Medicinal cannabis: what is it and is it different to marijuana?
Wednesday 1 March 2017
The topic of medicinal cannabis use has been getting a lot of attention over the last twelve months. It started with changes to the federal laws which previously prevented the importation of cannabis-based pharmaceuticals at the tail end of 2015, a change that opened up the option of conducting medical trials in Australia.
The response to that change has been swift at the state level, with both Queensland and NSW launching their first medicinal cannabis trials before the end of 2016. Changes to Queensland legislation make it one of the first states to enable access to medicinal cannabis containing tetrahydrocannabinol (THC) for therapeutic uses, under certain conditions.
Australia is not alone in making these changes. Until recently, the use of cannabis or marijuana-derived medications has been prohibited or restricted in many countries of the world, but there is a definite cultural shift to allowing more trials and research to be undertaken which is gaining momentum.
With that shift has come a change in language, particularly in Australia. Governments and medical authorities keep using the phrase medicinal cannabis; individuals and journalists will occasionally use the term medical marijuana. This can cause confusion for those new to the discussion about cannabis-based pharmaceutical products, particularly when looking for reliable information.
So, what’s the difference between medicinal cannabis and marijuana? Let’s take a closer look.

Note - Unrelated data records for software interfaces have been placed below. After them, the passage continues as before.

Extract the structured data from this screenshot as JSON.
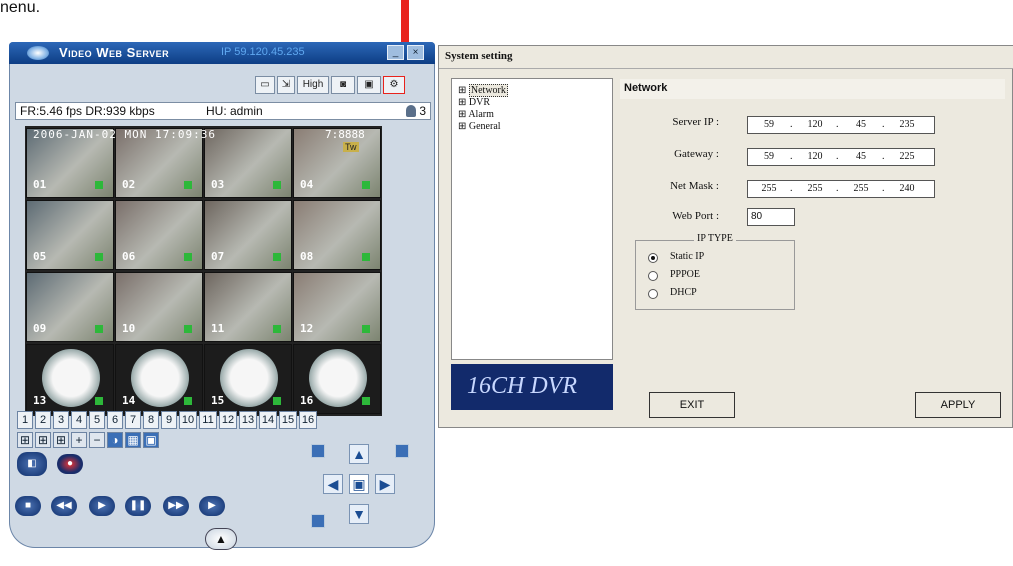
{
  "page_fragment": "nenu.",
  "app": {
    "title": "Video Web Server",
    "ip": "IP 59.120.45.235",
    "window_buttons": [
      "_",
      "×"
    ],
    "toolbar": {
      "quality": "High"
    },
    "status": {
      "fr_dr": "FR:5.46 fps DR:939 kbps",
      "hu": "HU: admin",
      "users": "3"
    },
    "overlay": {
      "date": "2006-JAN-02 MON 17:09:36",
      "time": "7:8888",
      "flag": "Tw"
    },
    "cameras": [
      "01",
      "02",
      "03",
      "04",
      "05",
      "06",
      "07",
      "08",
      "09",
      "10",
      "11",
      "12",
      "13",
      "14",
      "15",
      "16"
    ],
    "channel_buttons": [
      "1",
      "2",
      "3",
      "4",
      "5",
      "6",
      "7",
      "8",
      "9",
      "10",
      "11",
      "12",
      "13",
      "14",
      "15",
      "16"
    ]
  },
  "dialog": {
    "title": "System setting",
    "tree": [
      "Network",
      "DVR",
      "Alarm",
      "General"
    ],
    "brand": "16CH DVR",
    "section_title": "Network",
    "fields": {
      "server_ip": {
        "label": "Server IP :",
        "parts": [
          "59",
          "120",
          "45",
          "235"
        ]
      },
      "gateway": {
        "label": "Gateway :",
        "parts": [
          "59",
          "120",
          "45",
          "225"
        ]
      },
      "netmask": {
        "label": "Net Mask :",
        "parts": [
          "255",
          "255",
          "255",
          "240"
        ]
      },
      "web_port": {
        "label": "Web Port :",
        "value": "80"
      }
    },
    "ip_type": {
      "legend": "IP TYPE",
      "options": [
        "Static IP",
        "PPPOE",
        "DHCP"
      ],
      "selected": "Static IP"
    },
    "exit_label": "EXIT",
    "apply_label": "APPLY"
  },
  "colors": {
    "arrow": "#e8231d",
    "brand_bg": "#122a6b",
    "title_blue": "#0d3d84"
  }
}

A marijuana plant by any other name
Essentially, the terms medicinal marijuana and medicinal cannabis can be used interchangeably. Both refer to the use of pharmaceutical products (or medicines) using the cannabis plant (often just called marijuana) or chemicals contained within it to treat medical conditions.
In Australia, the term medicinal cannabis tends to be favoured to help draw the distinction between the medicinal aspects of the plant and the use of marijuana as an illegal recreational drug.
The medicinal cannabis name is derived from the scientific name of the plant’s genus, cannabis, and also refers to the chemicals within the plant, which are known as cannabinoids.
Despite this, medicinal marijuana is a term that has staked a significant claim in the public consciousness. It is the popular term used in the United States, where cannabis-derived treatments have been around long enough to start filtering into popular culture. It also draws the connection to the more familiar name for the cannabis plant, when it is smoked or eaten for the purposes of getting high.
What medicinal cannabis is and is not
There are significant differences between pharmaceutical products derived from cannabis and the consumption of marijuana for the purposes of getting high. There are over 100 cannabinoids in the cannabis plant, including THC, the cannabinoid associated with the psychoactive effect associated with smoking or ingesting marijuana recreationally.
The use of crude cannabis remains illegal in Queensland and other parts of Australia, while the pharmaceutical products derived from the cannabis plant frequently involve isolating useful cannabinoids and refining their production to minimise harm. These pharmaceutical products may contain various levels of the cannabinoids dependent on which medical condition they are being used for.
The search for medical uses of cannabinoids can be compared to the way that the opium poppy plant was researched and trialled to develop pharmaceutical products, such as morphine.
What’s in a name, really?
Medicinal cannabis. Medicinal marijuana. It may seem like a silly distinction to draw, given the two terms mean the same things, but words have connotations beyond their strict definitions.
Cannabis has always been the scientific name of the plant, while marijuana originated in Mexican-Spanish and became commonly associated with the cannabis plant in the early twentieth century. Although the term has been co-opted many times since then, it is still a word that remains closely associated with the illegal use of recreational cannabis and retains poor connotations among some members of the community.
Given the already complex legal and social landscape that medical practitioners, researchers, and legislators are negotiating, the use of cannabis as the preferred term keeps the debate focused on the potential medicinal benefits.
It may be irritating to remember, when you hit Google looking for information and advice, but the public perception about medicinal cannabis remains a key part of any debate and legislation. Given the big differences between cannabis-based pharmaceuticals and what is consumed for recreational purposes, making a distinction between the two with the language used is a small, but important, thing.
More information about medicinal cannabis in Queensland can be found on the Queensland Health website.